▶ [Exercise goal]: Scan the entries for the word "August", and copy every line where it appears.

▶ [Records to process]:

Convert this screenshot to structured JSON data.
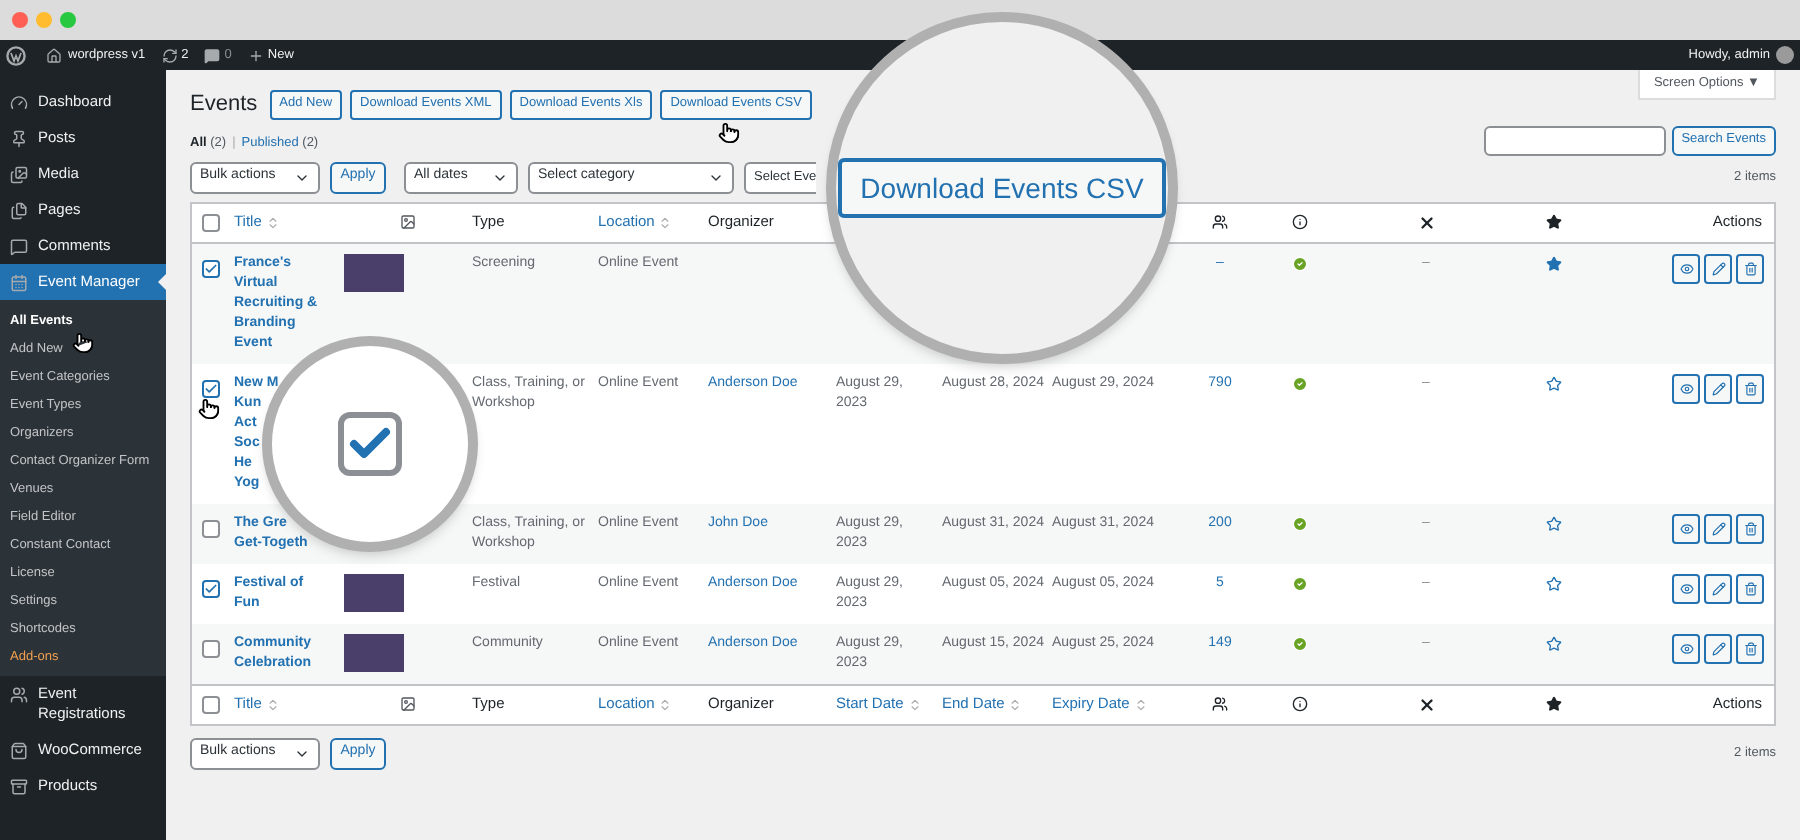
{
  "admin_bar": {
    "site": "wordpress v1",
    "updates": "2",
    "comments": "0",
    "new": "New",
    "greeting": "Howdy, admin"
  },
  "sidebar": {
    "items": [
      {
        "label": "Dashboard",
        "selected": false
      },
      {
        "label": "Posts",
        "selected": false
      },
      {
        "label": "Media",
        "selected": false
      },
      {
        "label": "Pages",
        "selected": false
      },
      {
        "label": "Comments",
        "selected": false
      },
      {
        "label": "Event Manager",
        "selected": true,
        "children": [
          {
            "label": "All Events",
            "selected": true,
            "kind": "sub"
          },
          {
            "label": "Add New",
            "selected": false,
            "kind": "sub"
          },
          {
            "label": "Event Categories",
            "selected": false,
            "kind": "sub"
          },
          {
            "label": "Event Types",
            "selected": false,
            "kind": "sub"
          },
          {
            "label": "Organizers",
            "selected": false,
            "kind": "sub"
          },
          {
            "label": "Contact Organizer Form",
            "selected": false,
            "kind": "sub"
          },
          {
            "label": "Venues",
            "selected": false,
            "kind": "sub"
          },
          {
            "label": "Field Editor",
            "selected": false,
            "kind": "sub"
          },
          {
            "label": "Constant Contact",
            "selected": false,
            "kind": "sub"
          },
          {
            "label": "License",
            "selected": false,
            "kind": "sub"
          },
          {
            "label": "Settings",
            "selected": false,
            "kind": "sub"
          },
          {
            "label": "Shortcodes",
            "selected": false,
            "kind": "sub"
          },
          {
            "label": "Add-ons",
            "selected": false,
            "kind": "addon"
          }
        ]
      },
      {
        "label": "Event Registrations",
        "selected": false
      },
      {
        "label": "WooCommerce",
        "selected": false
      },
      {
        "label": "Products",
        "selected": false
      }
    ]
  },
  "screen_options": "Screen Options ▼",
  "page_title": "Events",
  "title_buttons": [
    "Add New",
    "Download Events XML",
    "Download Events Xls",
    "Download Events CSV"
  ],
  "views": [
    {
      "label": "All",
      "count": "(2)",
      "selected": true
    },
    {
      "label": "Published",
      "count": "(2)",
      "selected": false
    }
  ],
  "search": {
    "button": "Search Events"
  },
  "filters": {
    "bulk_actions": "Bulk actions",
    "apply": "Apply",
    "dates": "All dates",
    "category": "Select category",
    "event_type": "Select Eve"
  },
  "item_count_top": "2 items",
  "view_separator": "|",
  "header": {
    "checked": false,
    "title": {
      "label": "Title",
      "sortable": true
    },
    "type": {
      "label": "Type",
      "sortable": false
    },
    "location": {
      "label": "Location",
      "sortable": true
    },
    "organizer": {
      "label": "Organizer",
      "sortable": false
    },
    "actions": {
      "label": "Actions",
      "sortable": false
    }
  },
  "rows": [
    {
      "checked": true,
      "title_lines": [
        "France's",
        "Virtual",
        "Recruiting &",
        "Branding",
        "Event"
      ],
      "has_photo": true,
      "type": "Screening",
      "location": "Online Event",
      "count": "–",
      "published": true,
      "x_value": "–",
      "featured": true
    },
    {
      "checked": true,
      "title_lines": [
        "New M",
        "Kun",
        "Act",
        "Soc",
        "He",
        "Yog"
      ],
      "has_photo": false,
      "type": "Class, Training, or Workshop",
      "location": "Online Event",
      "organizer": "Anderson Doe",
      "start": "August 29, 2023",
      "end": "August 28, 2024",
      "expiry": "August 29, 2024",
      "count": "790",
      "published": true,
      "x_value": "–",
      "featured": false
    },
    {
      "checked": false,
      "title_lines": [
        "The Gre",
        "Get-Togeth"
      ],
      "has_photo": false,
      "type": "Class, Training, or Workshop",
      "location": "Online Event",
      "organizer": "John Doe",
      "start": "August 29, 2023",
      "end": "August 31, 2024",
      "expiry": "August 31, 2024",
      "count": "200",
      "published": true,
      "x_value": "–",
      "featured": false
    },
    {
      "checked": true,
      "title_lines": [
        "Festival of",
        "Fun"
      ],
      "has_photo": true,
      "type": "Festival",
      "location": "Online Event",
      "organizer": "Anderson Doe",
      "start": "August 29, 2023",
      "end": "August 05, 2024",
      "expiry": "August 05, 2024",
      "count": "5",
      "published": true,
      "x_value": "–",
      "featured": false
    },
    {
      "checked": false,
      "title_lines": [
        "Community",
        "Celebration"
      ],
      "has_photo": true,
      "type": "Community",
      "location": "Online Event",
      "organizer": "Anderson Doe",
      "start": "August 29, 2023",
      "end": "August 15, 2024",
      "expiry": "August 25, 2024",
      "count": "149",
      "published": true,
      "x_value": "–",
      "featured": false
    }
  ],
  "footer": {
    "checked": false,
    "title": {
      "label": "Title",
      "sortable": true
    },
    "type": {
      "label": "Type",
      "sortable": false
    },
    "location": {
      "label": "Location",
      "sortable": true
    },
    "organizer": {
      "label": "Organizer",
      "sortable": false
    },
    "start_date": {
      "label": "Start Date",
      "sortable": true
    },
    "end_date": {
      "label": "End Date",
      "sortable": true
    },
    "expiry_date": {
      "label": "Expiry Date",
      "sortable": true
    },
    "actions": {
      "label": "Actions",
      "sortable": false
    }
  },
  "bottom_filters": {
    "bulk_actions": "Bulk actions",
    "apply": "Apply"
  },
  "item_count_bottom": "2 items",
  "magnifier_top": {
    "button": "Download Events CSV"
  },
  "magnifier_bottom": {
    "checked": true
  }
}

▶ [Solution to the problem]:
      "start": "August 29, 2023",
      "end": "August 28, 2024",
      "expiry": "August 29, 2024",
      "start": "August 29, 2023",
      "end": "August 31, 2024",
      "expiry": "August 31, 2024",
      "start": "August 29, 2023",
      "end": "August 05, 2024",
      "expiry": "August 05, 2024",
      "start": "August 29, 2023",
      "end": "August 15, 2024",
      "expiry": "August 25, 2024",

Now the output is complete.